The start of 2020 seemed pretty ordinary, and at the time, no one could’ve imagined how things would go awry, and the world would soon be clutched in the tentacles of coronavirus. But as months went by, nations began realizing that they are in for a major healthcare crisis that will not be fizzling out anytime soon. And finally, on March 11th , the World Health Organization declared COVID-19 a pandemic.
Typically, when there’s an outbreak, medical experts immediately delve into its origin and start looking for a cure. But unfortunately, the quest of healthcare professionals to develop a vaccine or remedy doesn’t yield results as quickly as they’d like while the public continues to get infected. In such a bleak scenario, herd immunity becomes a ray of hope for people and doctors alike.
Herd Immunity, also known as herd protection or community immunity, is when the majority of a population in an area develops resistance against the rampant illness. When enough people become immune to the cause of the disease, it eventually dies out. Many significant epidemics in the past were curtailed due to this very phenomenon, such as the Zika Virus in Brazil.

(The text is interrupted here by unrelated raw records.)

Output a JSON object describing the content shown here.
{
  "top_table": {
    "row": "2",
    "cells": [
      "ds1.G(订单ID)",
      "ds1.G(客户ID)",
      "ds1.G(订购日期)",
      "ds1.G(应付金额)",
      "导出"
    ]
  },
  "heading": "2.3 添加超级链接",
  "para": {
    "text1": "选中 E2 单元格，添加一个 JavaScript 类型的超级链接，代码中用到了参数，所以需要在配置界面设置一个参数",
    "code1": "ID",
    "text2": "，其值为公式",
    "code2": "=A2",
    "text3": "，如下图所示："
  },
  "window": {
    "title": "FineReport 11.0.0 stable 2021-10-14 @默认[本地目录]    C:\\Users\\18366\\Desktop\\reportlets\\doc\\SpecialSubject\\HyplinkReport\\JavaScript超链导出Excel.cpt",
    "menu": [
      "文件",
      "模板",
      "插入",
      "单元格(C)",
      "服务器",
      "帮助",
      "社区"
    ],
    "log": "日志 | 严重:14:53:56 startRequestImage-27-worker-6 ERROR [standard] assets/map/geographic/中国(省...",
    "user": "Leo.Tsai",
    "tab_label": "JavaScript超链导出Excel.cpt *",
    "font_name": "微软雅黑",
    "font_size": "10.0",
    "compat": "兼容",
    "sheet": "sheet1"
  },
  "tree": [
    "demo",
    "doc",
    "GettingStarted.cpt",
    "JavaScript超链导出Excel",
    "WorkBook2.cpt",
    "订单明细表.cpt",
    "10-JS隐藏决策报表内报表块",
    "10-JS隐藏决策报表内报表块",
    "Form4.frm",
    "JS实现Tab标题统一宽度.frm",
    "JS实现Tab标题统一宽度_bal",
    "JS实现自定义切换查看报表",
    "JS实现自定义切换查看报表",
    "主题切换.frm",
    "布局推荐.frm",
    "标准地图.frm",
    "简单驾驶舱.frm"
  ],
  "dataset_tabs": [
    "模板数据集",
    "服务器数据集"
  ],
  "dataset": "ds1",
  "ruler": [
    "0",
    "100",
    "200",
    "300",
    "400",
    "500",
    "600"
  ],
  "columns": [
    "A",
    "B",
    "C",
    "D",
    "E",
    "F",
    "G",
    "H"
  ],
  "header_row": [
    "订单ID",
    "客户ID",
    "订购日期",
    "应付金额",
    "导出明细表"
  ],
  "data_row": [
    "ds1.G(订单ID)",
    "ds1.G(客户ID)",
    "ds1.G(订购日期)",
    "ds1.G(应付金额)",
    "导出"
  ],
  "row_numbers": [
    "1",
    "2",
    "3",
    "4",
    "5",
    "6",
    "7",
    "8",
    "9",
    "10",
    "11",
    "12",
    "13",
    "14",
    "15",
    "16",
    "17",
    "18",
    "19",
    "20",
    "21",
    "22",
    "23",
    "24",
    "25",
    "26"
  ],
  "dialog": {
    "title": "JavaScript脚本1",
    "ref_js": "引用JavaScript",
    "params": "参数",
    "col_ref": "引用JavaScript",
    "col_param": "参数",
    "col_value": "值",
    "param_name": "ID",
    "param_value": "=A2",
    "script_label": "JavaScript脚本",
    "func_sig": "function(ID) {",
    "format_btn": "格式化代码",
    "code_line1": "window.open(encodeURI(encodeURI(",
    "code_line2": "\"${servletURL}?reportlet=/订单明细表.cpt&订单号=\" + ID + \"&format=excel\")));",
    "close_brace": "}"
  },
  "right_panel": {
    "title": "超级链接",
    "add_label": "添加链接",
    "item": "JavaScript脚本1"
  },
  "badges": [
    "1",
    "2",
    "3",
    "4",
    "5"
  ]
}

Herd immunity is good for at-risk populations that are too weak to get immune on their own. Babies and the elderly are the two top beneficiaries of this life-saving phenomenon.
Communities can attain herd immunity in two ways.